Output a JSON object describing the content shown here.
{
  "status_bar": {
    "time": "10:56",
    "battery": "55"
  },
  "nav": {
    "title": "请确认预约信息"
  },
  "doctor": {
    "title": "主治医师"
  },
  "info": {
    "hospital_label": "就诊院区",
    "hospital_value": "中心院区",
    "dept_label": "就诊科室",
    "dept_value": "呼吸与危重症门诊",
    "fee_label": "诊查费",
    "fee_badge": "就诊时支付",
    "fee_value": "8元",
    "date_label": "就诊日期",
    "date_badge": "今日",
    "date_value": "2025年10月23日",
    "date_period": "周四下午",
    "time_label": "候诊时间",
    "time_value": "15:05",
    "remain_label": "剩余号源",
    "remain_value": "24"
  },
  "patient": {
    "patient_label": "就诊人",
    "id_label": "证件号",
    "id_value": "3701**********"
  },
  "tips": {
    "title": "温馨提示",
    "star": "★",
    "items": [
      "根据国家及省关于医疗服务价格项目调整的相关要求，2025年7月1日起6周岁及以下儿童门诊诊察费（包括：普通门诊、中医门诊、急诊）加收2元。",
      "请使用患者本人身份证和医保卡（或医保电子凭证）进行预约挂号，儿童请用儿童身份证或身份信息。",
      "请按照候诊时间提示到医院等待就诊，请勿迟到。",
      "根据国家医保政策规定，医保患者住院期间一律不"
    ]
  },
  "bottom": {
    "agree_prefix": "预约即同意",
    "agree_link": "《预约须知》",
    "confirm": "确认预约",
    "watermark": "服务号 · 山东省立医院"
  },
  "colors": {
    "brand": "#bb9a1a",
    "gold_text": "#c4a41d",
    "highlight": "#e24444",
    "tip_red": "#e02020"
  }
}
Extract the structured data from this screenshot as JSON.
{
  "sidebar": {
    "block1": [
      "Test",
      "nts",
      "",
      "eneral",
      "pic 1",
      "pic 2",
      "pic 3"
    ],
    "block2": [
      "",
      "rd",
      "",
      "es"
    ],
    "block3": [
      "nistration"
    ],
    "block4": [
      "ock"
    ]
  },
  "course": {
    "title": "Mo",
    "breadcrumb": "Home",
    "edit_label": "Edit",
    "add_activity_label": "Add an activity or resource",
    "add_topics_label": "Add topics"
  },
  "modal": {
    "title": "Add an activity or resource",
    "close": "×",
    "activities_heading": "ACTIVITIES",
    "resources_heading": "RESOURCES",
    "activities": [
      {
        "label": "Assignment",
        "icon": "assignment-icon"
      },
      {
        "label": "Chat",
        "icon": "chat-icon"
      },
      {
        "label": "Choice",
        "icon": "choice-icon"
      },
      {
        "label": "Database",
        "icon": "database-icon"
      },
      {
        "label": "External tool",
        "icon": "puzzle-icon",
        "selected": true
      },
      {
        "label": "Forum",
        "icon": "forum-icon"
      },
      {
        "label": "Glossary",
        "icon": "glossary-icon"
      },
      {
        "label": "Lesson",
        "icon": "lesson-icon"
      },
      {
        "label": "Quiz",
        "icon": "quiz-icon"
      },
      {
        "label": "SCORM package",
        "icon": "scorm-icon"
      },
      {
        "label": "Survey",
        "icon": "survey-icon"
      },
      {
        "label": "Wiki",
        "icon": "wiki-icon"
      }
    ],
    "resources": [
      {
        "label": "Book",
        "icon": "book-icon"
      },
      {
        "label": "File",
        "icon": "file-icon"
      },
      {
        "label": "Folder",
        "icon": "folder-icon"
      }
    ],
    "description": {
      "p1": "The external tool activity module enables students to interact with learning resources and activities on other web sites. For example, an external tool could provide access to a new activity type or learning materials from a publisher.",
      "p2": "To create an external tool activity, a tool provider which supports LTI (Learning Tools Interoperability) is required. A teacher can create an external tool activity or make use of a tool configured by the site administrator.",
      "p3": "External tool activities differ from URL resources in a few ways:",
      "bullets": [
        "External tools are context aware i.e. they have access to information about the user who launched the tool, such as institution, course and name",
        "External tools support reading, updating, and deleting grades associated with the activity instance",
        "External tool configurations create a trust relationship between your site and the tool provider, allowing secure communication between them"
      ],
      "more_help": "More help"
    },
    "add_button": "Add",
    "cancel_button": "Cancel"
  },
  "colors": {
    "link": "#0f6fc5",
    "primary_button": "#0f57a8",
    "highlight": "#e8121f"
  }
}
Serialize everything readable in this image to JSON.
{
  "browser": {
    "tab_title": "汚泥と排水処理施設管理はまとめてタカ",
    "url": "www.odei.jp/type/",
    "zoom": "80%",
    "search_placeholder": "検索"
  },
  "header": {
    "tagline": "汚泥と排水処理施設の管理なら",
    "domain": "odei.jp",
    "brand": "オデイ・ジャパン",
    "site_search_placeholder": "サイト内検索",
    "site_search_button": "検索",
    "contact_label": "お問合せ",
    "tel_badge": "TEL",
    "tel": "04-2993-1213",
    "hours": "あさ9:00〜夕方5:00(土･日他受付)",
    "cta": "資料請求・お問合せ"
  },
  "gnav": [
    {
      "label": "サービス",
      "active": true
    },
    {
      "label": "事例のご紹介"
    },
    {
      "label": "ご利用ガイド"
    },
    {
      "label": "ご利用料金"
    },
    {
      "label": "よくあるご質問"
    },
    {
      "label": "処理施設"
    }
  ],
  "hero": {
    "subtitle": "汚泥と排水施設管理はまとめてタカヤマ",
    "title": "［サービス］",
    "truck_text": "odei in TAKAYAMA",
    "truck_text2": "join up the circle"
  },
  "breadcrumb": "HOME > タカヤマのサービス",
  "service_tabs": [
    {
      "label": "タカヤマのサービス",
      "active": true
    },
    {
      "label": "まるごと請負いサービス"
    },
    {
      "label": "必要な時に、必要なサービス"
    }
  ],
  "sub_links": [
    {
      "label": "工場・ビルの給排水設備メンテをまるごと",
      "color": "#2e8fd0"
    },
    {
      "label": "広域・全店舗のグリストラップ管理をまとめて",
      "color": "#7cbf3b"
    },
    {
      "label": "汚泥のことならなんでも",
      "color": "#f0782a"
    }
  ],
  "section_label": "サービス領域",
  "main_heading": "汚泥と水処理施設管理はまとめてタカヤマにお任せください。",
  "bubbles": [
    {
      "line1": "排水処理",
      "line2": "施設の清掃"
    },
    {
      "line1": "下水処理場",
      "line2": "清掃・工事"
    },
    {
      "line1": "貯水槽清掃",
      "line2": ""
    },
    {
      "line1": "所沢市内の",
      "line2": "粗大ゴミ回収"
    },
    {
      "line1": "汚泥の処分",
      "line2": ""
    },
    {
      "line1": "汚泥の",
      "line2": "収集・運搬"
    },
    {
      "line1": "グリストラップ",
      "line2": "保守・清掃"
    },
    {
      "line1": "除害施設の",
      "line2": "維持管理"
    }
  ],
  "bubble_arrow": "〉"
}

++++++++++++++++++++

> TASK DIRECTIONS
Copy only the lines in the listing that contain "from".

> ANSWER BOX
Extract the structured data from this screenshot as JSON.
      "p1": "The external tool activity module enables students to interact with learning resources and activities on other web sites. For example, an external tool could provide access to a new activity type or learning materials from a publisher.",
      "p3": "External tool activities differ from URL resources in a few ways:",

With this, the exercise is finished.